The area of a circle is the radius squared (i.e., the radius multiplied by itself) multiplied by pi (~3.14). The radius is equal to one-half the diameter of the circle.




The area of a triangle is one-half the base (B) multiplied by the height (H).



The area of an oval is the length (L) multiplied by the width (W), multiplied by 0.8.



Irregular Shapes

To find the area of a large irregular shape, divide it into a series of smaller units equally spaced along a measured line. This method will calculate the area to within 5 percent.

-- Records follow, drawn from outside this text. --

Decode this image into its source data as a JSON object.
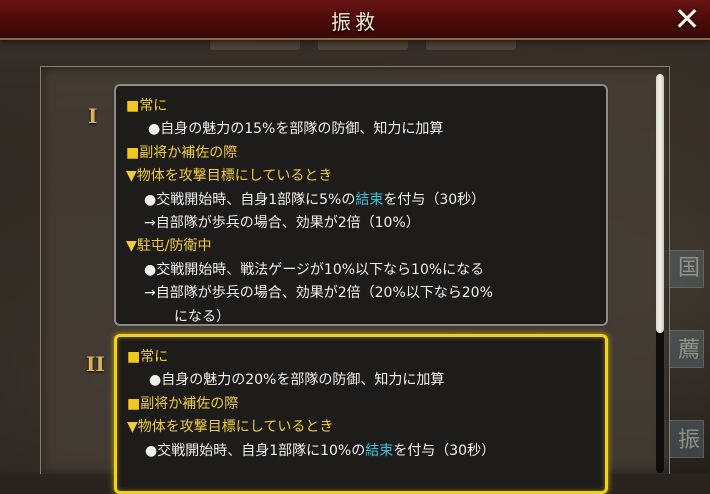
{
  "window": {
    "title": "振救",
    "close_glyph": "✕"
  },
  "scroll": {
    "position_fraction": 0.0,
    "visible_fraction": 0.65
  },
  "levels": [
    {
      "numeral": "I",
      "sections": {
        "always_label": "常に",
        "always_text": "●自身の魅力の15%を部隊の防御、知力に加算",
        "aide_label": "副将か補佐の際",
        "attack_label": "▼物体を攻撃目標にしているとき",
        "attack_pre": "●交戦開始時、自身1部隊に5%の",
        "attack_kw": "結束",
        "attack_post": "を付与（30秒）",
        "attack_note": "→自部隊が歩兵の場合、効果が2倍（10%）",
        "garrison_label": "▼駐屯/防衛中",
        "garrison_text": "●交戦開始時、戦法ゲージが10%以下なら10%になる",
        "garrison_note": "→自部隊が歩兵の場合、効果が2倍（20%以下なら20%",
        "garrison_note_cont": "になる）"
      }
    },
    {
      "numeral": "II",
      "sections": {
        "always_label": "常に",
        "always_text": "●自身の魅力の20%を部隊の防御、知力に加算",
        "aide_label": "副将か補佐の際",
        "attack_label": "▼物体を攻撃目標にしているとき",
        "attack_pre": "●交戦開始時、自身1部隊に10%の",
        "attack_kw": "結束",
        "attack_post": "を付与（30秒）"
      }
    }
  ],
  "colors": {
    "header": "#f0cc3a",
    "keyword": "#3cc3dc",
    "selected_border": "#f0d21a"
  }
}
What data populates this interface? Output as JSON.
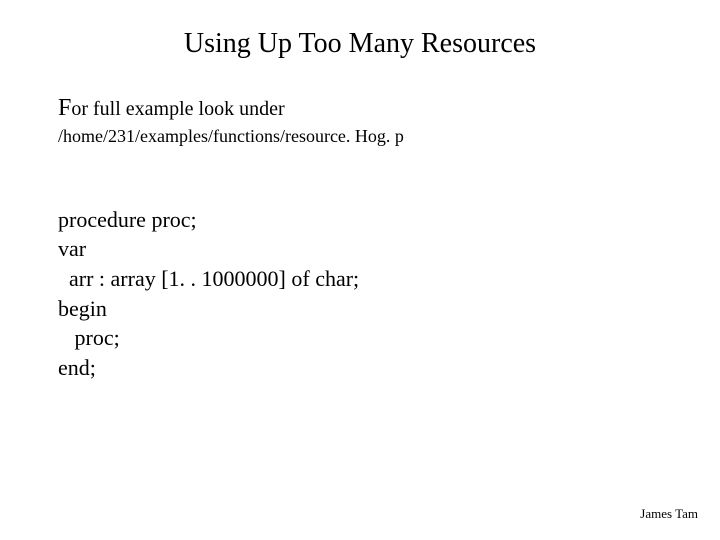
{
  "title": "Using Up Too Many Resources",
  "lead_cap": "F",
  "lead_rest": "or full example look under",
  "path": "/home/231/examples/functions/resource. Hog. p",
  "code": {
    "l1": "procedure proc;",
    "l2": "var",
    "l3": "  arr : array [1. . 1000000] of char;",
    "l4": "begin",
    "l5": "   proc;",
    "l6": "end;"
  },
  "footer": "James Tam"
}
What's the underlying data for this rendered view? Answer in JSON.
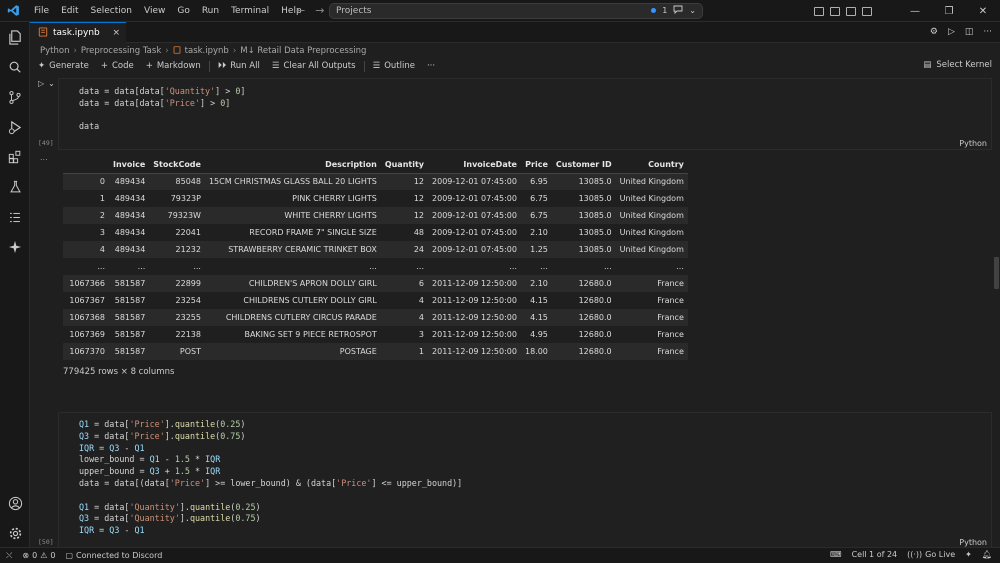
{
  "menu": [
    "File",
    "Edit",
    "Selection",
    "View",
    "Go",
    "Run",
    "Terminal",
    "Help"
  ],
  "command_center": {
    "text": "Projects",
    "badge": "1"
  },
  "tab": {
    "filename": "task.ipynb",
    "close": "×"
  },
  "breadcrumb": [
    "Python",
    "Preprocessing Task",
    "task.ipynb",
    "M↓ Retail Data Preprocessing"
  ],
  "toolbar": {
    "generate": "Generate",
    "code": "Code",
    "markdown": "Markdown",
    "run_all": "Run All",
    "clear_all": "Clear All Outputs",
    "outline": "Outline",
    "more": "···",
    "select_kernel": "Select Kernel"
  },
  "cell1": {
    "exec_count": "[49]",
    "language": "Python",
    "output_dots": "..."
  },
  "dataframe": {
    "columns": [
      "",
      "Invoice",
      "StockCode",
      "Description",
      "Quantity",
      "InvoiceDate",
      "Price",
      "Customer ID",
      "Country"
    ],
    "rows": [
      [
        "0",
        "489434",
        "85048",
        "15CM CHRISTMAS GLASS BALL 20 LIGHTS",
        "12",
        "2009-12-01 07:45:00",
        "6.95",
        "13085.0",
        "United Kingdom"
      ],
      [
        "1",
        "489434",
        "79323P",
        "PINK CHERRY LIGHTS",
        "12",
        "2009-12-01 07:45:00",
        "6.75",
        "13085.0",
        "United Kingdom"
      ],
      [
        "2",
        "489434",
        "79323W",
        "WHITE CHERRY LIGHTS",
        "12",
        "2009-12-01 07:45:00",
        "6.75",
        "13085.0",
        "United Kingdom"
      ],
      [
        "3",
        "489434",
        "22041",
        "RECORD FRAME 7\" SINGLE SIZE",
        "48",
        "2009-12-01 07:45:00",
        "2.10",
        "13085.0",
        "United Kingdom"
      ],
      [
        "4",
        "489434",
        "21232",
        "STRAWBERRY CERAMIC TRINKET BOX",
        "24",
        "2009-12-01 07:45:00",
        "1.25",
        "13085.0",
        "United Kingdom"
      ],
      [
        "...",
        "...",
        "...",
        "...",
        "...",
        "...",
        "...",
        "...",
        "..."
      ],
      [
        "1067366",
        "581587",
        "22899",
        "CHILDREN'S APRON DOLLY GIRL",
        "6",
        "2011-12-09 12:50:00",
        "2.10",
        "12680.0",
        "France"
      ],
      [
        "1067367",
        "581587",
        "23254",
        "CHILDRENS CUTLERY DOLLY GIRL",
        "4",
        "2011-12-09 12:50:00",
        "4.15",
        "12680.0",
        "France"
      ],
      [
        "1067368",
        "581587",
        "23255",
        "CHILDRENS CUTLERY CIRCUS PARADE",
        "4",
        "2011-12-09 12:50:00",
        "4.15",
        "12680.0",
        "France"
      ],
      [
        "1067369",
        "581587",
        "22138",
        "BAKING SET 9 PIECE RETROSPOT",
        "3",
        "2011-12-09 12:50:00",
        "4.95",
        "12680.0",
        "France"
      ],
      [
        "1067370",
        "581587",
        "POST",
        "POSTAGE",
        "1",
        "2011-12-09 12:50:00",
        "18.00",
        "12680.0",
        "France"
      ]
    ],
    "shape": "779425 rows × 8 columns"
  },
  "cell2": {
    "exec_count": "[50]",
    "language": "Python"
  },
  "statusbar": {
    "errors": "0",
    "warnings": "0",
    "discord": "Connected to Discord",
    "cell_pos": "Cell 1 of 24",
    "go_live": "Go Live"
  },
  "colors": {
    "accent": "#0078d4",
    "editor_bg": "#1f1f1f",
    "chrome_bg": "#181818"
  }
}
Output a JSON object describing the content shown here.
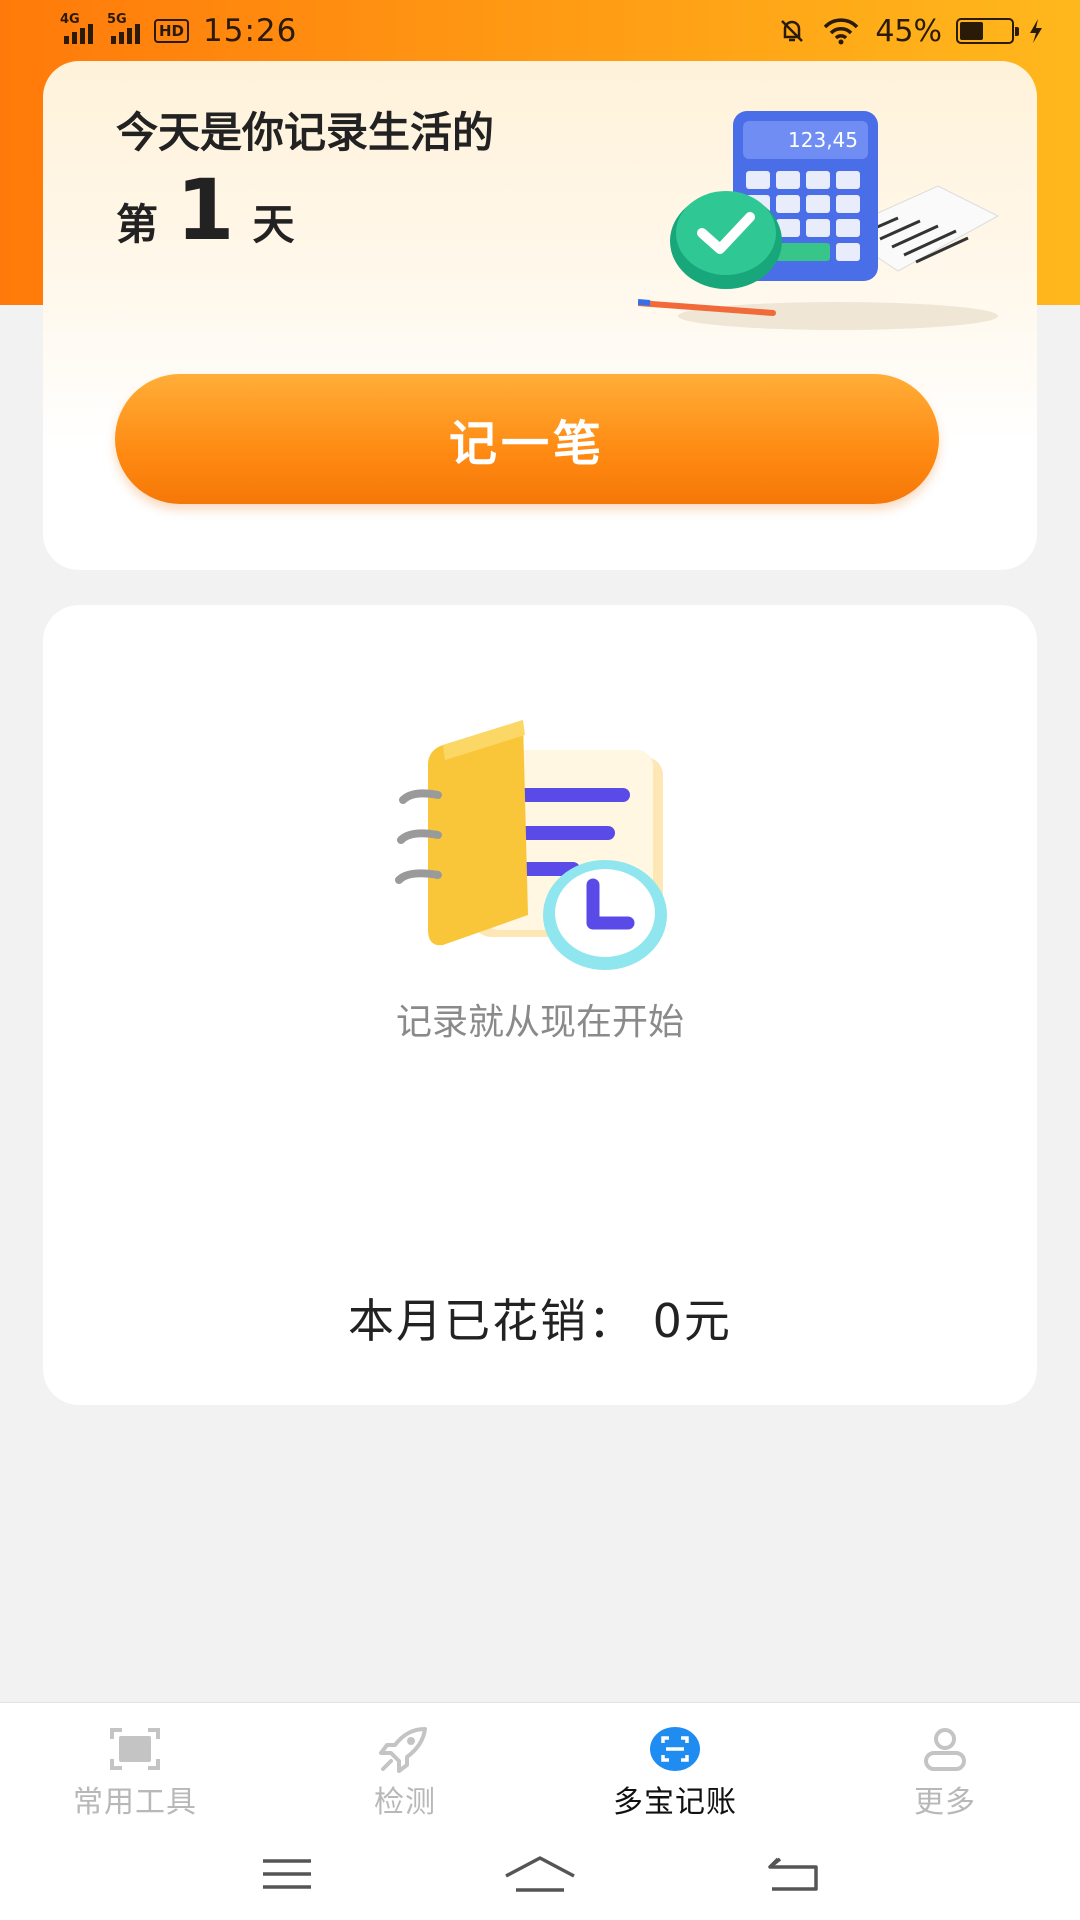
{
  "status_bar": {
    "network_1": "4G",
    "network_2": "5G",
    "hd_badge": "HD",
    "time": "15:26",
    "battery_percent": "45%",
    "battery_level": 0.45
  },
  "header_card": {
    "greeting_line1": "今天是你记录生活的",
    "day_prefix": "第",
    "day_count": "1",
    "day_suffix": "天",
    "calculator_display": "123,45",
    "record_button_label": "记一笔"
  },
  "summary_card": {
    "empty_text": "记录就从现在开始",
    "monthly_spent": "本月已花销：  0元"
  },
  "tabs": [
    {
      "label": "常用工具",
      "icon": "scan-frame-icon",
      "active": false
    },
    {
      "label": "检测",
      "icon": "rocket-icon",
      "active": false
    },
    {
      "label": "多宝记账",
      "icon": "ledger-scan-icon",
      "active": true
    },
    {
      "label": "更多",
      "icon": "person-icon",
      "active": false
    }
  ],
  "colors": {
    "accent_orange": "#ff8a12",
    "tab_active_blue": "#1e8cf0",
    "tab_inactive": "#b8b8b8"
  }
}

  1. Determine the axis line. This is the longest axis of the shape, shown below as A to B.
  2. Mark several perpendicular lines along the axis line to divide it into several segments of equal depth. To ensure accuracy, use as many lines as possible. The more irregular the shape, the more lines you will need.
  3. Measure the width of the bed at each perpendicular line.
  4. Calculate the area by adding the lengths of all the perpendicular lines and multiplying by the distance between the lines.



The distance between points A and B is 60 feet.

Five perpendicular lines break the A-B line into six segments of equal depth: 10 feet.

The perpendicular lines have the following measurements:

C = 19 feet

D = 22 feet

E = 23 feet

F = 19 feet

G = 13 feet

The approximate area is: (19 + 22 + 23 + 19 + 13) x 10 = 960 sq. ft.

Recommended Articles

Getting an Amaryllis to Flower Again

Many people discard amaryllis bulbs after they bloom, but it is possible to get a bulb to flower again the following winter.
Read More

How to Plant 100 Bulbs in 30 Minutes

You don’t have to dig an individual hole for every flower you want to plant. Here's a technique for planting 100 bulbs in just 30 minutes.
Read More